Downtown Evansville Supports Old National Bank with One-Night Lighted Memorial
Five killed and eight injured at April 13 Old National Bank shooting in Louisville; several businesses and buildings featured blue and yellow light — ONB colors
Lyndsey Cohen, her husband Saul and their young sons Harrison and Henry are placing five floral bouquets at a small memorial table at the Old National Bank in Downtown Evansville.
Lynsey, a former employee of Old National Bank (ONB), worked with one of the victims of the April 13 shooting —Juliana Farmer.
“I worked there for 11 years,” she said. “I worked with Juliana for about three and a half years … so we just want to bring some flowers down.”
On Monday night, The Downtown Evansville Economic Improvement District orchestrated a unique lighted memorial for the victims of the Old National Bank shooting in Louisville, Kentucky. This is because of the bank’s history and contributions to the city.
At dusk, a crowd of a few dozen gathers before the ONB building, many wearing blue and yellow.
Josh Armstrong is the president of the improvement district. He said the tragedy in Louisville touches lives in Evansville.
“Old National has been here since 1834, and it has deep connections with all types of entities and with all types of people. And that's why this made sense for us to get involved with.”

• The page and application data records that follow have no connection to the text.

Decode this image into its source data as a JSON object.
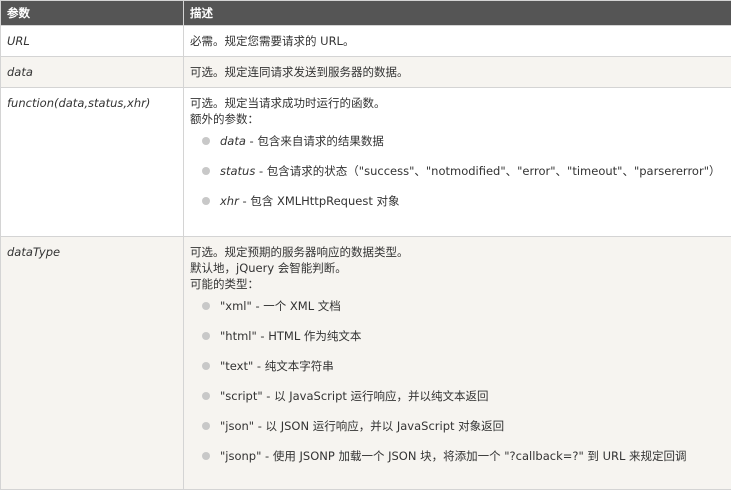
{
  "header": {
    "col1": "参数",
    "col2": "描述"
  },
  "rows": [
    {
      "name": "URL",
      "lines": [
        "必需。规定您需要请求的 URL。"
      ]
    },
    {
      "name": "data",
      "lines": [
        "可选。规定连同请求发送到服务器的数据。"
      ]
    },
    {
      "name": "function(data,status,xhr)",
      "lines": [
        "可选。规定当请求成功时运行的函数。",
        "额外的参数："
      ],
      "options": [
        {
          "term": "data",
          "desc": " - 包含来自请求的结果数据"
        },
        {
          "term": "status",
          "desc": " - 包含请求的状态（\"success\"、\"notmodified\"、\"error\"、\"timeout\"、\"parsererror\"）"
        },
        {
          "term": "xhr",
          "desc": " - 包含 XMLHttpRequest 对象"
        }
      ]
    },
    {
      "name": "dataType",
      "lines": [
        "可选。规定预期的服务器响应的数据类型。",
        "默认地，jQuery 会智能判断。",
        "可能的类型："
      ],
      "options": [
        {
          "text": "\"xml\" - 一个 XML 文档"
        },
        {
          "text": "\"html\" - HTML 作为纯文本"
        },
        {
          "text": "\"text\" - 纯文本字符串"
        },
        {
          "text": "\"script\" - 以 JavaScript 运行响应，并以纯文本返回"
        },
        {
          "text": "\"json\" - 以 JSON 运行响应，并以 JavaScript 对象返回"
        },
        {
          "text": "\"jsonp\" - 使用 JSONP 加载一个 JSON 块，将添加一个 \"?callback=?\" 到 URL 来规定回调"
        }
      ]
    }
  ],
  "colors": {
    "header_bg": "#555555",
    "alt_row_bg": "#f6f4f0",
    "border": "#d4d4d4",
    "bullet": "#c8c8c8"
  }
}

As night falls, the blue and yellow lights adorned several downtown businesses and buildings. These include Tucker Realty, CenterPoint Energy, Bally’s Evansville, the Old Courthouse and others.
There are also 100 trees underlit with either blue or yellow.
“There's no words that can describe the heartache that we all have and the grief and the suffering that we're all feeling, because we are truly a family at Old National Bank,” said Kathy Schoettlin, communications director for ONB in Evansville.
“It's just unbelievable the amount of support that we've had not only in this community, but the communities throughout our footprint. And really, across the United States.”
She said she was surprised by this memorial, and surprised by the attendance.
The event was unstructured. There is no podium, no speeches and no program at all, nor a countdown similar to a tree-lighting ceremony.
And according to Armstrong, this was intentional. “This is a much more internal reflective thing than that.”
After spending time near the ONB building, attendees take a walking tour of the downtown buildings which have memorialized the victims with blue and yellow lights.
Armstrong hopes it was an event for reflection upon the victims, the injured and the first responders. And maybe, “thinking about what you as a voter or citizen can do to change this. I think that if any of those things happen, I think this has been a successful experience for downtown Evansville.”